GMO is an abbreviation for a genetically modified organism whose genome has been altered by the techniques of genetic engineering so that its DNA contains one or more genes not normally found there.
A high percentage of food crops are genetically modified, and that has sparked some controversy. Chris Policinski is president and CEO of Land O’ Lakes, a member owned agricultural cooperative that operates in fifty countries.
“GMOs is an interesting debate here in this country. To some degree, we’re awfully spoiled. We enjoy the safest, lowest cost, most abundant food supply in the history of mankind, ever, and today we enjoy the lowest cost food supply of any nation in the world.”
Aaron Martinka farms in Milam County.
“To me, utilizing that new technology is just like someone else going to buy the newest smart phone on the market. Everybody wants the latest and greatest technology, and GMO is just that, an important piece to feed the world is capturing and using those new technologies.”
Policinski maintains that GMOs are the most thoroughly tested technology in history.
“Eighty per cent of our food contains some sort of GMO that you buy at the grocery store, and there’s not one incidence of human health issue. Beyond that, everybody who studied this technology credibly, the USDA, the FDA, the CDC, the United Nations’ food and agricultural organization, have all concluded that the technology is safe.”
Policinski pointed out that food isn’t something that the last two generations of Americans have had to think a lot about. Technology has driven agricultural productivity.
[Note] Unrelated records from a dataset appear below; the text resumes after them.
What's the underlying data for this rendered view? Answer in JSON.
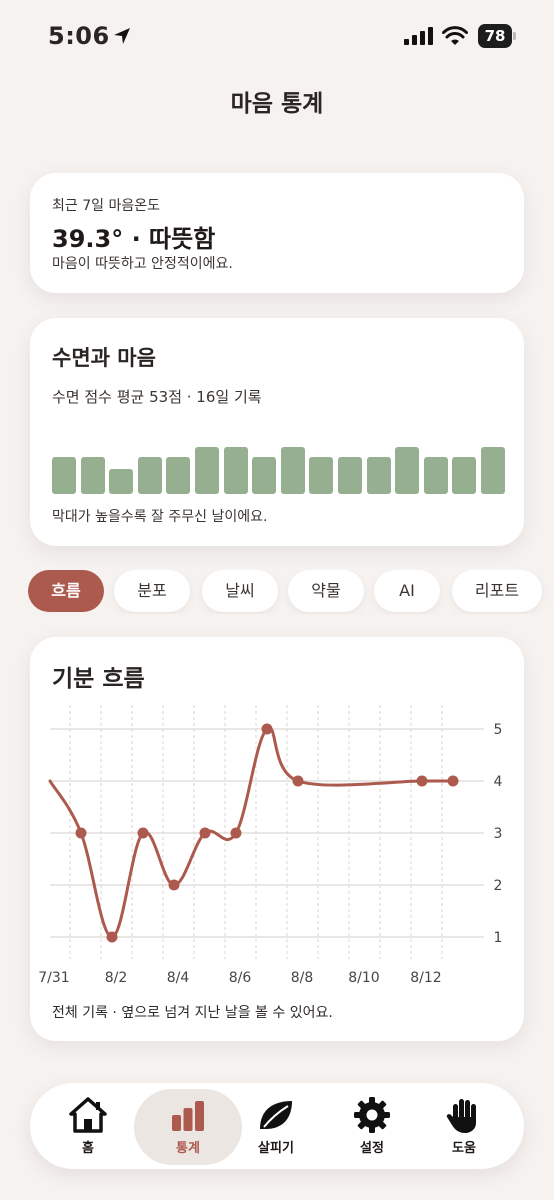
{
  "status": {
    "time": "5:06",
    "battery": "78"
  },
  "page": {
    "title": "마음 통계"
  },
  "temperature": {
    "label": "최근 7일 마음온도",
    "value": "39.3° · 따뜻함",
    "description": "마음이 따뜻하고 안정적이에요."
  },
  "sleep": {
    "title": "수면과 마음",
    "summary": "수면 점수 평균 53점 · 16일 기록",
    "bars": [
      0.66,
      0.66,
      0.44,
      0.66,
      0.66,
      0.84,
      0.84,
      0.66,
      0.84,
      0.66,
      0.66,
      0.66,
      0.84,
      0.66,
      0.66,
      0.84
    ],
    "note": "막대가 높을수록 잘 주무신 날이에요.",
    "bar_color": "#95af90"
  },
  "filters": [
    "흐름",
    "분포",
    "날씨",
    "약물",
    "AI",
    "리포트"
  ],
  "filter_active": "흐름",
  "mood": {
    "title": "기분 흐름",
    "footer": "전체 기록 · 옆으로 넘겨 지난 날을 볼 수 있어요."
  },
  "chart_data": {
    "type": "line",
    "title": "기분 흐름",
    "x_labels": [
      "7/31",
      "8/2",
      "8/4",
      "8/6",
      "8/8",
      "8/10",
      "8/12"
    ],
    "points": [
      {
        "x": "7/31",
        "y": 4
      },
      {
        "x": "8/1",
        "y": 3
      },
      {
        "x": "8/2",
        "y": 1
      },
      {
        "x": "8/3",
        "y": 3
      },
      {
        "x": "8/4",
        "y": 2
      },
      {
        "x": "8/5",
        "y": 3
      },
      {
        "x": "8/6",
        "y": 3
      },
      {
        "x": "8/7",
        "y": 5
      },
      {
        "x": "8/8",
        "y": 4
      },
      {
        "x": "8/12",
        "y": 4
      },
      {
        "x": "8/13",
        "y": 4
      }
    ],
    "y_ticks": [
      1,
      2,
      3,
      4,
      5
    ],
    "ylim": [
      1,
      5
    ],
    "line_color": "#ad5a4e",
    "grid": true
  },
  "nav": {
    "items": [
      {
        "label": "홈",
        "icon": "home-icon"
      },
      {
        "label": "통계",
        "icon": "chart-icon"
      },
      {
        "label": "살피기",
        "icon": "leaf-icon"
      },
      {
        "label": "설정",
        "icon": "gear-icon"
      },
      {
        "label": "도움",
        "icon": "hand-icon"
      }
    ],
    "active": "통계"
  }
}
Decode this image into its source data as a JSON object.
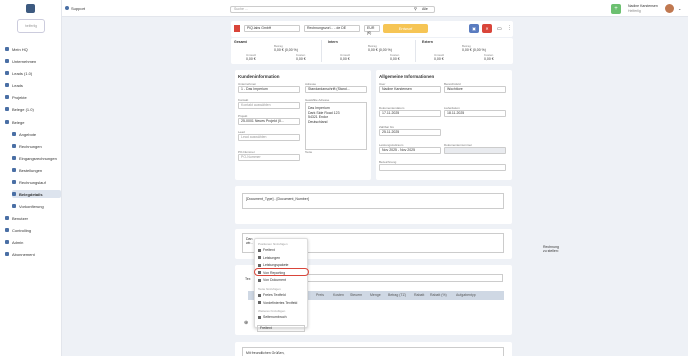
{
  "app": {
    "title": "Support"
  },
  "search": {
    "placeholder": "Suche ...",
    "scope": "Alle"
  },
  "user": {
    "name": "Nadine Karstensen",
    "company": "Helferlig"
  },
  "company_box": "helferlig",
  "sidebar": {
    "items": [
      {
        "label": "Mein HQ",
        "sub": false
      },
      {
        "label": "Unternehmen",
        "sub": false
      },
      {
        "label": "Leads (1.0)",
        "sub": false
      },
      {
        "label": "Leads",
        "sub": false
      },
      {
        "label": "Projekte",
        "sub": false
      },
      {
        "label": "Belege (1.0)",
        "sub": false
      },
      {
        "label": "Belege",
        "sub": false
      },
      {
        "label": "Angebote",
        "sub": true
      },
      {
        "label": "Rechnungen",
        "sub": true
      },
      {
        "label": "Eingangsrechnungen",
        "sub": true
      },
      {
        "label": "Bestellungen",
        "sub": true
      },
      {
        "label": "Rechnungslauf",
        "sub": true
      },
      {
        "label": "Belegdetails",
        "sub": true,
        "active": true
      },
      {
        "label": "Vorkonfierung",
        "sub": true
      },
      {
        "label": "Benutzer",
        "sub": false
      },
      {
        "label": "Controlling",
        "sub": false
      },
      {
        "label": "Admin",
        "sub": false
      },
      {
        "label": "Abonnement",
        "sub": false
      }
    ]
  },
  "doc_header": {
    "company": "PiQ.labs GmbH",
    "doc_type": "Rechnungsvorl... - de DE",
    "currency": "EUR (€)",
    "status": "Entwurf"
  },
  "summary": {
    "gesamt": {
      "title": "Gesamt",
      "betrag_label": "Betrag",
      "betrag": "0,00 € (0,00 %)",
      "cols": [
        "Umsatz",
        "Kosten"
      ],
      "vals": [
        "0,00 €",
        "0,00 €"
      ]
    },
    "intern": {
      "title": "Intern",
      "betrag_label": "Betrag",
      "betrag": "0,00 € (0,00 %)",
      "cols": [
        "Umsatz",
        "Kosten"
      ],
      "vals": [
        "0,00 €",
        "0,00 €"
      ]
    },
    "extern": {
      "title": "Extern",
      "betrag_label": "Betrag",
      "betrag": "0,00 € (0,00 %)",
      "cols": [
        "Umsatz",
        "Kosten"
      ],
      "vals": [
        "0,00 €",
        "0,00 €"
      ]
    }
  },
  "kunden": {
    "title": "Kundeninformation",
    "unternehmen_label": "Unternehmen",
    "unternehmen": "1 - Das Imperium",
    "adresse_label": "Adresse",
    "adresse": "Standardanschrift (Stand...",
    "kontakt_label": "Kontakt",
    "kontakt": "Kontakt auswählen",
    "projekt_label": "Projekt",
    "projekt": "25-0001 Neues Projekt (0...",
    "lead_label": "Lead",
    "lead": "Lead auswählen",
    "po_label": "PO-Nummer",
    "po": "PO-Nummer",
    "gew_label": "Gewählte Adresse",
    "address_lines": [
      "Das Imperium",
      "Dark Side Road 123",
      "54321 Endor",
      "Deutschland"
    ],
    "texte_label": "Texte"
  },
  "allgemein": {
    "title": "Allgemeine Informationen",
    "user_label": "User",
    "user": "Nadine Karstensen",
    "bereich_label": "Bereichsfeld",
    "bereich": "Wochtlore",
    "datum_label": "Dokumentendatum",
    "datum": "17.11.2025",
    "liefer_label": "Lieferdatum",
    "liefer": "18.11.2025",
    "zahl_label": "Zahlbar bis",
    "zahl": "25.11.2025",
    "zeit_label": "Leistungszeitraum",
    "zeit": "Nov 2025 - Nov 2025",
    "nummer_label": "Dokumentennummer",
    "bez_label": "Bezeichnung"
  },
  "doc_placeholder": "[Document_Type] - [Document_Number]",
  "block2": {
    "title_partial": "Dan",
    "line": "wir...",
    "tail": "Rechnung zu stellen:"
  },
  "table_section": {
    "label_partial": "Tex"
  },
  "table_headers": [
    "Preis",
    "Kosten",
    "Steuern",
    "Menge",
    "Betrag (TZ)",
    "Rabatt",
    "Rabatt (%)",
    "Aufgabentyp"
  ],
  "context_menu": {
    "groups": [
      {
        "title": "Positionen hinzufügen",
        "items": [
          "Freitext",
          "Leistungen",
          "Leistungspakete",
          "Von Reporting",
          "Von Dokument"
        ]
      },
      {
        "title": "Texte hinzufügen",
        "items": [
          "Freies Textfeld",
          "Vordefiniertes Textfeld"
        ]
      },
      {
        "title": "Weiteres hinzufügen",
        "items": [
          "Seitenumbruch"
        ]
      }
    ],
    "footer": "Freitext",
    "highlighted": "Von Reporting"
  },
  "footer_text": "Mit freundlichen Grüßen,",
  "colors": {
    "highlight": "#d9453a",
    "accent": "#4a6fa5",
    "status": "#f6c555"
  }
}
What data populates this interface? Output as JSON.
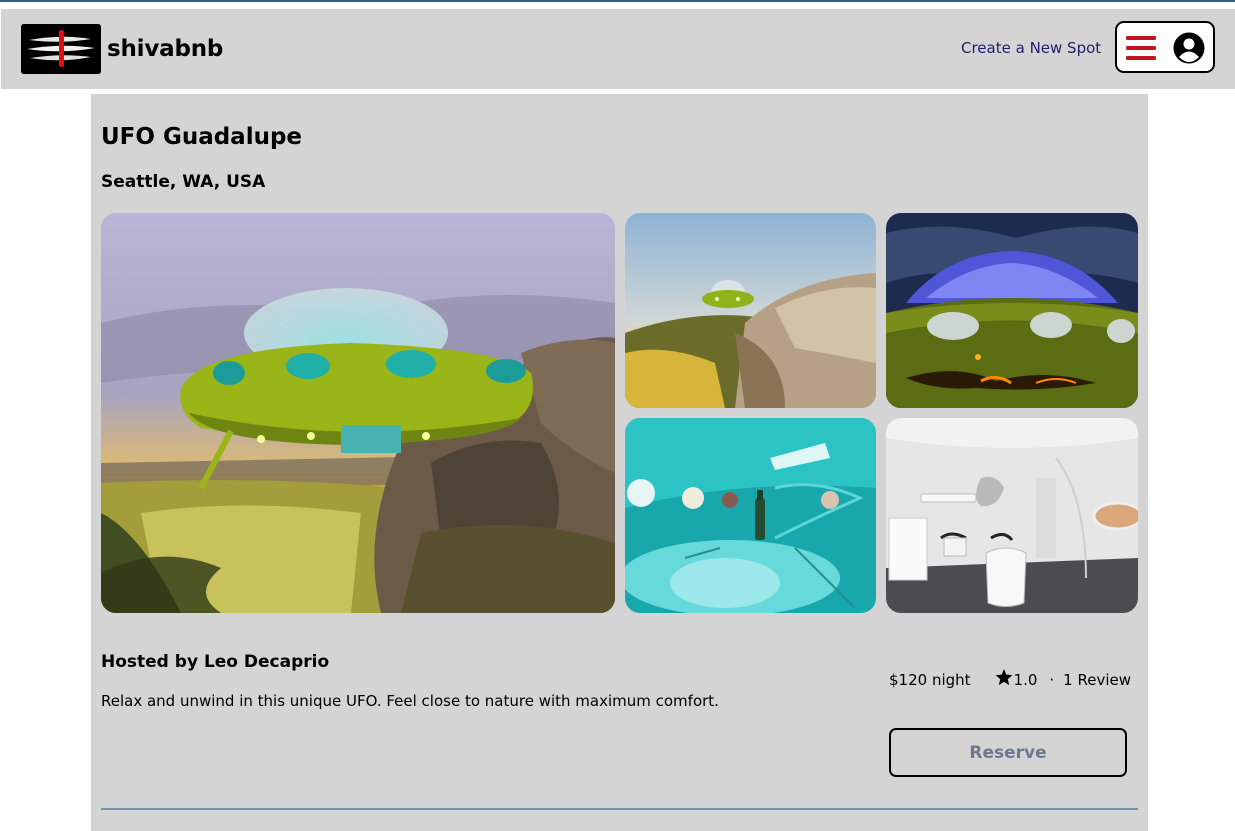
{
  "header": {
    "brand": "shivabnb",
    "create_link": "Create a New Spot",
    "menu_icon": "hamburger-icon",
    "user_icon": "user-circle-icon",
    "accent_color": "#c0151f",
    "link_color": "#1d1f6e"
  },
  "spot": {
    "name": "UFO Guadalupe",
    "location": "Seattle, WA, USA",
    "images": [
      "ufo-exterior-sunset",
      "ufo-on-hillside",
      "ufo-dome-night",
      "ufo-teal-interior",
      "ufo-bathroom"
    ],
    "host": "Hosted by Leo Decaprio",
    "description": "Relax and unwind in this unique UFO. Feel close to nature with maximum comfort."
  },
  "booking": {
    "price": "$120 night",
    "rating": "1.0",
    "separator": "·",
    "reviews": "1 Review",
    "reserve_label": "Reserve",
    "star_icon": "star-icon"
  }
}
“GMOs are vital to farmers to farmers to continue this great success story. It allows us to grow more food with less inputs, less land, less water, and if you think about it, not just from an output of food standpoint, but from a sustainability standpoint. We’re going to have to nearly double food output between now and 2050, with at most twelve per cent more arable land in the world, probably half that can be brought into production.”